The European Union or EU emerged as a political and economic union after the Second World War. It was the successor to the European Economic Community or EEC formed in 1957 via the Treat of Rome. The EU was subsequently established in 1993 via the Maastricht Treat as a more robust supranational block than EEC.
Nonetheless, the primary purpose of the EU is to promote efficiency and seamlessness in how countries in Europe handle processes concerning trade and immigration within the continent, as well as develop integrated economic policies. However, from this primary purpose are more detailed and specific purposes behind the bloc.
The Purpose of the EU: Why was the European Union Created?
Maintenance of Peace through Unification
There have been several attempts to unify various jurisdictions across Europe. For example, during and after the fall of the Western Roman Empire in 476, the fall of Constantinople in 1453, and the French Revolution beginning in 1789, notions and proposal about a supranational entity or intergovernmental organization had been recommended to stabilize the region politically and economically.
After World War II, the integration of Europe was regarded as a solution to the extreme nationalism that caused conflicts between European nations and states. Then United Kingdom prime minister Winston Churchill campaigned for the creation of the United States of Europe that would generally function similar to the United States of America.
The Council of Europe was formed in 1949 as an international organization. Take note that the perceived primary purpose of this council and thereby, the purpose of integrating Europe that time centered primarily on advancing human rights and democratic principles, while also maintaining political stability across supposed member-countries. Economic concerns and trade issues were not the primary focus at that time.
However, some statesmen and countries deemed the council ineffective. Hence, Belgium, France, Italy, Luxembourg, the Netherlands, and West Germany formed the European Coal and Steel Community in 1951 via the Treaty of Paris. This organization marked an attempt to focus integration toward economic goals and objectives, thus becoming the predecessor of EEC and subsequently, the EU.
Development of an Internal Single Market
The primary purpose of the European Union has been adopted from the collective goals and objectives of the European Economic Community. To be more specific, EU has the purpose of developing and maintaining a single market within Europe with goals and objectives revolving around free trade or free movement of goods and services, as well as the free movement of people and capital.
EEC failed to create an internal single market because it lacked effective decision-making structures and institutions. In addition, member-countries of EEC still maintain several barriers to trade to include protectionist attitudes and incompatible standards and regulations. Hence, another more specific purpose behind the creation of the EU is to create relevant structures and institutions, as well as shared economic policies, including common standards and regulations pertaining to trade.
The integration of a single economy also means the development and enforcement of other economic policies about agriculture, fisheries, resource exploitation, and regional development. EU has set specific guidelines in the proper utilization of economic resources, often setting limits to promote sustainability and ecological conservation.

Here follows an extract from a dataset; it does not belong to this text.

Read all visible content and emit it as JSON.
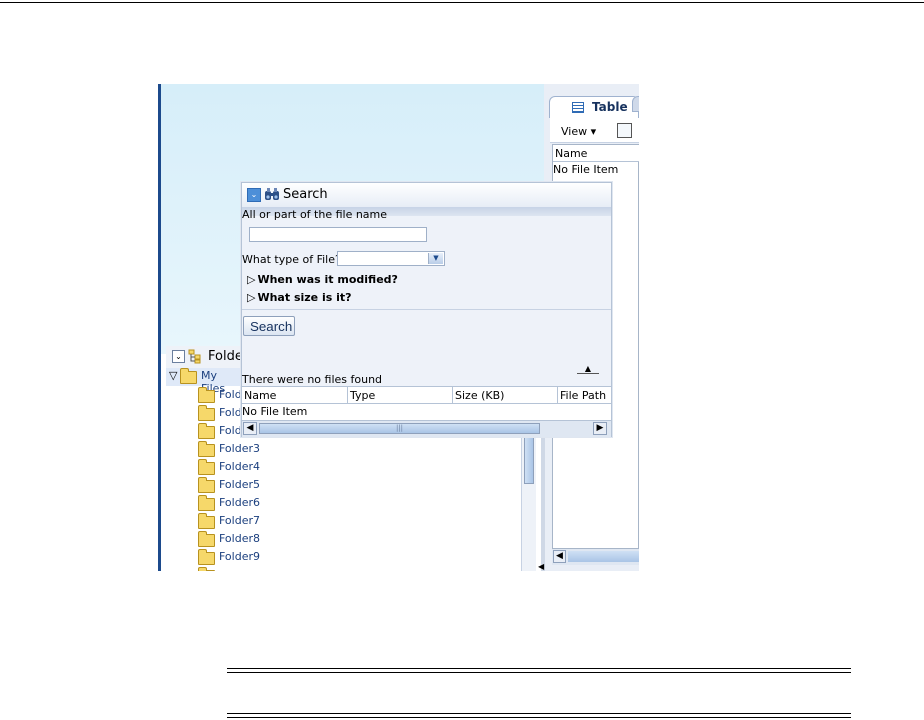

As an economic bloc, the EU oversees the economic activity of the entire region. For example, it maintains a central bank and uses a unified currency. It also develops and implements policies aimed at improving the economic soundness of member-countries. There are also policies geared toward tackling issues such as climate change, energy supply, and globalization.
Political Cooperation and Foreign Relations
Remember that the organization is not just an economic bloc. Another purpose of the European Union is to promote political cooperation and foreign relations among its member-countries. Part of the ideas about European integration comes from the need to maintain political stability across the continent through diplomacy or foreign relations.
However, it is important to note that international relations, in general, remains largely an intergovernmental matter, with EU member-countries controlling their foreign affairs to a large degree. Of course, there have been several instances when the EU operated as a single political actor in the international arena, particularly during trade agreements and energy matters.
There is also a unified mechanism for security and defense diplomacy and actions. EU has the Common Foreign and Security Policy department primarily responsible for such. It coordinates with the North Atlantic Treaty Organization regarding territorial defense. It also develops and participates in international peacekeeping missions and security policy forums.
Internally, the EU promotes and protects conventions pertaining to the rights of EU citizens. Note that the organization has also been founded based on values the respect human dignity, freedom, democracy, equality, and the rule of law. Member-states are required to enforce treatise signed and ratified by the EU such as the Charter of Fundamental Rights of the European Union based on the Lisbon Treaty that took effect in 2009.
A Note on the Criticism about the Purpose of the European Union
The aforementioned details about the purpose, as well as the goals and objectives or roles and responsibilities of the European Union, are general. It is important to note that the body of treatise, frameworks, agreements, and deals behind the organization is not only comprehensive but also complicated.
Consider why the United Kingdom left the EU as an example. Despite the use of a single euro currency across the EU, the U.K. has maintained the pound sterling. Another example is the Eurozone and its difference with the EU. The Eurozone is specifically a monetary union of some EU member-countries. Several non-EU countries and states have been allowed to use the euro currency.
Essentially, the EU has several issues that all boil down to bureaucracy. The integration of different governments under a single supranational government entity has brought forth conflicts due to differences or disagreements in positions. The complications and issues have represented some of the significant criticism toward the EU and toward political and economic integration within the region.